So, let’s beware of mischief carried out in our name.
Let’s all go out and buy a copy each of Rowling’s book. If we like it, great. If we don’t, we’ll finish it nevertheless and then, move on to the next book.
But, let there be no if’s and but’s about it: I’m thrilled that Rowling has chosen to depict Sikh characters.
No matter what they are, what they say, what they do, thank you, J. “Kaur” Rowling - as you have already been re-christened - for this.
No, I haven’t read the book yet. But I will. Right away …
Conversation about this article
1: Jaimal Singh (New Delhi, India), September 29, 2012, 8:32 AM.
None of the Indian voices you have read about, complaining about J.K. Rowling's new book, represent us Sikhs in India on the subject of what should and should not go into any work of fiction. What you are witnessing on this subject is the usual mischief drummed up by the usual suspects, using the usual handful of Sikh stooges as fronts, to hurt the Sikhs. We have to learn to ignore them, as we do mosquitoes and flies: mischief-mongers who are but a part of the overall diversity of life. They serve some purpose, I'm sure - possibly to keep us on our toes at all times, if little else.
2: G.C. Singh (USA), September 29, 2012, 11:22 AM.
This is the repeat of the Jay Leno's joke controversy where the entire Indian establishment, including their Foreign Minister, played as a mischief-mongers in portraying Sikhs as intolerant and fundamentalist, etc. Then there was the staged demonstration with naked swords in front of the American Embassy after the Wisconsin tragedy. The shameless stooges who call themselves 'high priests' and SGPC Masands should worry about India which is sinking in poverty and corruption, and Punjab which is drowning in drugs and apostasy, instead of getting involved in diaspora affairs at the instigation of Indian agencies.
3: Gur Singh (Chicago, Illinois, USA), September 29, 2012, 2:59 PM.
Avtar Singh Makkar is one the biggest, shameless jerks around. He is part of the gang which has hijacked the Sikh institutions for its vested interests and is constantly destroying the image of Sikhs. We as Sikhs are grateful to Madam Rowling for choosing Sikh characters in her novel as it will at least encourage millions of readers to learn a bit more about Sikhs.

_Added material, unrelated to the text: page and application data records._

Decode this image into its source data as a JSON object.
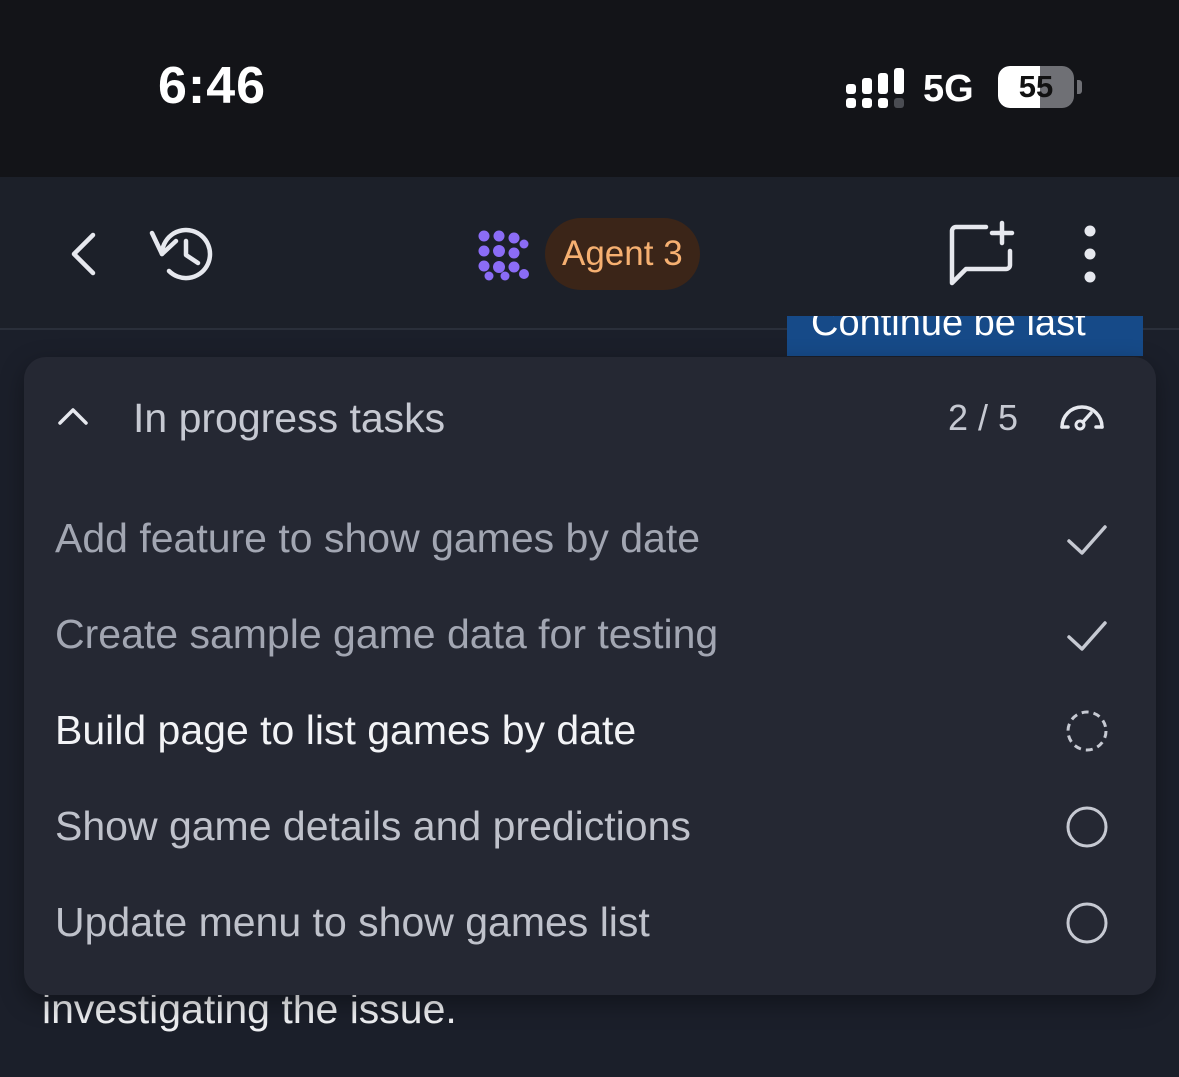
{
  "status_bar": {
    "time": "6:46",
    "network": "5G",
    "battery_percent": 55,
    "battery_label": "55"
  },
  "header": {
    "agent_badge": "Agent 3",
    "icons": [
      "back-icon",
      "history-icon",
      "agent-logo-icon",
      "new-chat-icon",
      "more-vertical-icon"
    ],
    "colors": {
      "agent_badge_bg": "#3b2518",
      "agent_badge_text": "#f6b071",
      "logo": "#8b6cf6"
    }
  },
  "background": {
    "banner_text": "Continue be last",
    "message_text": "investigating the issue."
  },
  "task_panel": {
    "title": "In progress tasks",
    "counter": "2 / 5",
    "tasks": [
      {
        "label": "Add feature to show games by date",
        "status": "completed"
      },
      {
        "label": "Create sample game data for testing",
        "status": "completed"
      },
      {
        "label": "Build page to list games by date",
        "status": "in-progress"
      },
      {
        "label": "Show game details and predictions",
        "status": "pending"
      },
      {
        "label": "Update menu to show games list",
        "status": "pending"
      }
    ]
  }
}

4: Ari Singh (Sofia, Bulgaria), September 30, 2012, 2:24 PM.
The small group in India - a front for our traditional detractors who are India's version of the Taliban. I look forward to reading the book.
5: Billoo Kaur (London, United Kingdom), October 02, 2012, 6:36 AM.

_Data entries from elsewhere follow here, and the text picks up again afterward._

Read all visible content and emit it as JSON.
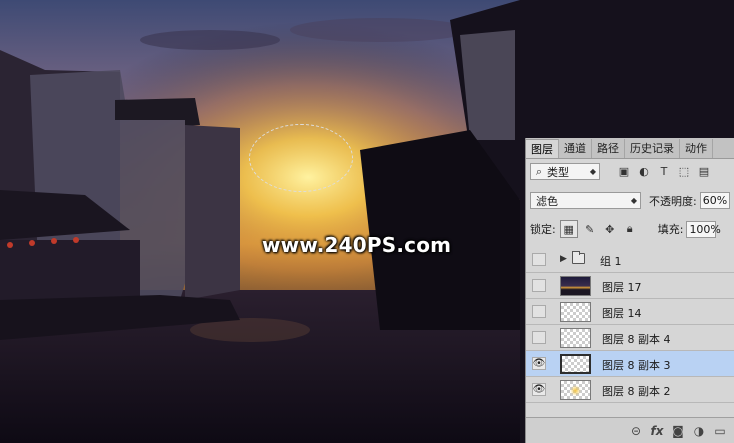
{
  "watermark": "www.240PS.com",
  "panel": {
    "tabs": [
      "图层",
      "通道",
      "路径",
      "历史记录",
      "动作"
    ],
    "active_tab": "图层",
    "filter": {
      "label": "类型",
      "icon": "search-icon"
    },
    "blend_mode": "滤色",
    "opacity": {
      "label": "不透明度:",
      "value": "60%"
    },
    "lock": {
      "label": "锁定:"
    },
    "fill": {
      "label": "填充:",
      "value": "100%"
    },
    "layers": [
      {
        "name": "组 1",
        "visible": false,
        "type": "group"
      },
      {
        "name": "图层 17",
        "visible": false,
        "type": "photo"
      },
      {
        "name": "图层 14",
        "visible": false,
        "type": "transparent"
      },
      {
        "name": "图层 8 副本 4",
        "visible": false,
        "type": "transparent"
      },
      {
        "name": "图层 8 副本 3",
        "visible": true,
        "type": "transparent",
        "selected": true
      },
      {
        "name": "图层 8 副本 2",
        "visible": true,
        "type": "glow"
      }
    ],
    "footer_icons": [
      "link-icon",
      "fx-icon",
      "mask-icon",
      "adjustment-icon",
      "folder-icon"
    ]
  },
  "colors": {
    "selected_row": "#b9d2f3",
    "panel_bg": "#d6d6d6",
    "sun": "#f5c84a"
  }
}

I am cringing at the comments some people are making about J K Rowling. They are behaving with the mentality of the very worst kind of extremist that reminds you of the kind of thinking of some Islamic extremists. J K Rowling has written about the racism and prejudice and bullying that a Sikh girl faces - how do you write about that without describing that racism and prejudice? Sometimes I just want to hold my head in my hands and despair of the ignorance of some of these people in India. This is an author who actually admires us and describes the experience of prejudice and bullying many Sikhs face with sympathy and solidarity. Sikhs versus JK Rowling? Could anything be more absurd?
6: Jaspreet (Surrey, British Columbia, Canada), October 06, 2012, 7:31 AM.

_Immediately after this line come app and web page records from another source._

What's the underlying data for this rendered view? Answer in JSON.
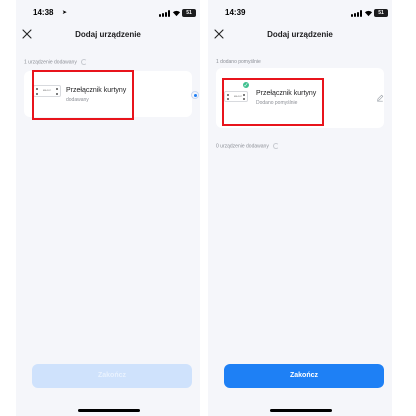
{
  "left": {
    "time": "14:38",
    "battery": "51",
    "title": "Dodaj urządzenie",
    "section_label": "1 urządzenie dodawany",
    "device": {
      "name": "Przełącznik kurtyny",
      "status": "dodawany",
      "thumb_label": "MS-107"
    },
    "button": "Zakończ"
  },
  "right": {
    "time": "14:39",
    "battery": "51",
    "title": "Dodaj urządzenie",
    "section_label": "1 dodano pomyślnie",
    "device": {
      "name": "Przełącznik kurtyny",
      "status": "Dodano pomyślnie",
      "thumb_label": "MS-107"
    },
    "section2_label": "0 urządzenie dodawany",
    "button": "Zakończ"
  },
  "colors": {
    "accent": "#1e80f5",
    "accent_disabled": "#cfe2fc",
    "success": "#3ec08f",
    "highlight": "#e8141c"
  },
  "icons": [
    "location-arrow-icon",
    "signal-icon",
    "wifi-icon",
    "battery-icon",
    "close-icon",
    "spinner-icon",
    "radio-selected-icon",
    "checkmark-icon",
    "edit-pencil-icon"
  ]
}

I have read about 400 pages of the book. So far, I haven't found anything offensive. There was a part that made me cringe, about the Jawandas not going to the local gurdwara because it was mostly run by "chamaars'. Sukhvinder is troubled by it because, she says, Guru Nanak abolished caste. We should, however, be made to cringe at the evil social systems some of us do practice in real life, inspite of being Sikhs and having escaped Hindu influence. I think Sikhs shouldn't just buy the book to support Rowling but should also write Rowling letters of appreciation ... which explains why Makkar and his buddies are being used by the desis to counter the same.